Friday, May 30, 2014

Ohio: What a Difference a Trail Makes

We have been in Ohio for the past four days, and it's been such a change from riding in Kentucky.  I don't want to sound negative about Kentucky, but it's clearly a car culture.  In Ohio, we spent 90% or so of our first day of riding (60+ miles) and 85% or so of our second day of riding (another 60 miles) on a rail trail.  It was pretty much riding heaven.

We also saw a lot of wildlife (as opposed to roadkill) on the trail, including bunnies, snakes, tons of birds, and this fawn -
I'd seen the fawn in the distance but couldn't figure out what it was.  My father's answer was, "A chihuahua on stilts."  Yes, I have built-in comedy on this trip.

I also saw a few memorials along the trail.  A couple of them seemed to be for people who had biked and loved the trail, and this one served as a warning -
Even trails are not free from danger, and it was a good reminder to check for cars when the trail crossed roads.

One of the things that happens when you do this kind of ride is that you meet a lot of people.  Some people are just kind of dumbfounded that we're doing this.  There were four women in a Wendy's (I will be swearing off fast food for at least a year after I'm done with this trip) that I felt viewed me as a circus freak.  As the ladyfriend pointed out, this must be the way our son feels when people quiz him about his piercings and tattoos.  I try to be friendlier than I'm inclined to be.  So I smile and act nice.

But then there are those people who want to talk about your trip and their own biking and travels, who are great.  We had a guy come up to us in Kentucky who was going to do the Underground Railroad route with his sons and was out for the day doing a shorter ride.  We had another cyclist turn around to come talk to us about touring, and there was the 81-year man (who I helped reseat his rear tire) who had just taken up cycling the year before.  How amazing is that?  It flew in the face of all the other people who have said things like, "I'm too old; have a bad knee/hip/back/attitude; can't, won't, etc."  We're not out to make people feel bad, but don't expect us to say, "Oh yeah.  Sure.  You're absolved of having to be physically active at all."  Okay, that sounded a little harsh, but hopefully you know what I mean.

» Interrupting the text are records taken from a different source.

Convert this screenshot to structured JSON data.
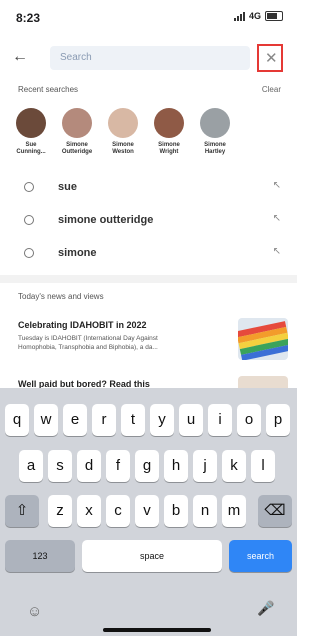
{
  "status_bar": {
    "time": "8:23",
    "network": "4G"
  },
  "search": {
    "placeholder": "Search"
  },
  "recent": {
    "title": "Recent searches",
    "clear_label": "Clear",
    "people": [
      {
        "name_line1": "Sue",
        "name_line2": "Cunning...",
        "color": "#6b4a3a"
      },
      {
        "name_line1": "Simone",
        "name_line2": "Outteridge",
        "color": "#b48a7c"
      },
      {
        "name_line1": "Simone",
        "name_line2": "Weston",
        "color": "#d8b8a4"
      },
      {
        "name_line1": "Simone",
        "name_line2": "Wright",
        "color": "#8f5a46"
      },
      {
        "name_line1": "Simone",
        "name_line2": "Hartley",
        "color": "#9aa0a4"
      }
    ],
    "history": [
      "sue",
      "simone outteridge",
      "simone"
    ]
  },
  "news": {
    "title": "Today's news and views",
    "articles": [
      {
        "headline": "Celebrating IDAHOBIT in 2022",
        "line1": "Tuesday is IDAHOBIT (International Day Against",
        "line2": "Homophobia, Transphobia and Biphobia), a da..."
      },
      {
        "headline": "Well paid but bored? Read this"
      }
    ]
  },
  "keyboard": {
    "row1": [
      "q",
      "w",
      "e",
      "r",
      "t",
      "y",
      "u",
      "i",
      "o",
      "p"
    ],
    "row2": [
      "a",
      "s",
      "d",
      "f",
      "g",
      "h",
      "j",
      "k",
      "l"
    ],
    "row3": [
      "z",
      "x",
      "c",
      "v",
      "b",
      "n",
      "m"
    ],
    "numbers_label": "123",
    "space_label": "space",
    "action_label": "search"
  },
  "colors": {
    "accent": "#2f86f6",
    "highlight_border": "#e53935"
  }
}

There have been many people who have been amazingly kind and generous to us, of which the Warm Showers community is full.  The server at Slim's, a bar and grill in Spring Valley, OH, told the cook  about our trip, and she came out of the kitchen just to talk with us.  And then there was Plume Eatery in Corwin, OH, which not only stayed open for us but made us a dish off the dinner menu when they didn't actually serve dinner on that day.
My father and I shared the catfish and grits, which they split for us (as they did the soup it usually comes with - pea soup with bacon crumbled over it), and they also divided the flatbread and salad we ordered to go to take to our campsite that night.  They couldn't have been nicer, and I'd definitely eat there again.  The food was really good and the people genuine.

Speaking of campsites and lodging - we stayed that night at the Frontier Campground where they had the cutest little cabins.
We camped, of course, and our site was quite charming as well.

Unfortunately not all of our accommodations have been great.  Have I mentioned my adage - "It's not an EconoLodge unless there's a cigarette burn in the linens"?  Well, we finally hit the bottom of the barrel on the EconoLodge in Columbus, OH.  Check out the 2-inch cigarette burn in my father's sheet:
I know, you're probably itching right now, but thankfully there were no bed bugs.  As I wrote in my comment card - just because a hotel is budget doesn't mean it shouldn't be clean.  This EconoLodge had a thick rim of dust on the headboard as well, and it was clear the carpet hadn't been vacuumed in a long time.  I'm off the EconoLodge; Travelodge, where we stayed in Newport, Kentucky, however, was quite nice.

So now we're at my aunt's house in Granville, enjoying a full day off with her and her husband.    Last night I got to watch THE RANGERS CLINCH THEIR STANLEY CUP FINAL BERTH!  The ladyfriend even called me so we could watch the last 22 seconds together.  So great!!!!!

Granville is such a cute little town.  Amy Butler lives here!  Crazy!  Thankfully, I guess, there's no Amy Butler fabric outlet here; however, there is a yarn store, Wisp, and my aunt, who is also a knitter took me there.  I just couldn't help myself.
Just one skein.  I swear.  Just one - a beautiful skein of Madeline Tosh in fingering weight, which will make a lovely shawl/wrap that will go with a lot of what I wear in the summer.

And in case you were concerned there wasn't enough fried food in my life -  deep fried dill pickles, which I shared with my aunt.  Always yum!

1 comment:

  1. Haha. I love to imagine you smiling and making nice. Can't wait to watch the Rangers with you upon your return!!!!!!!!!!!!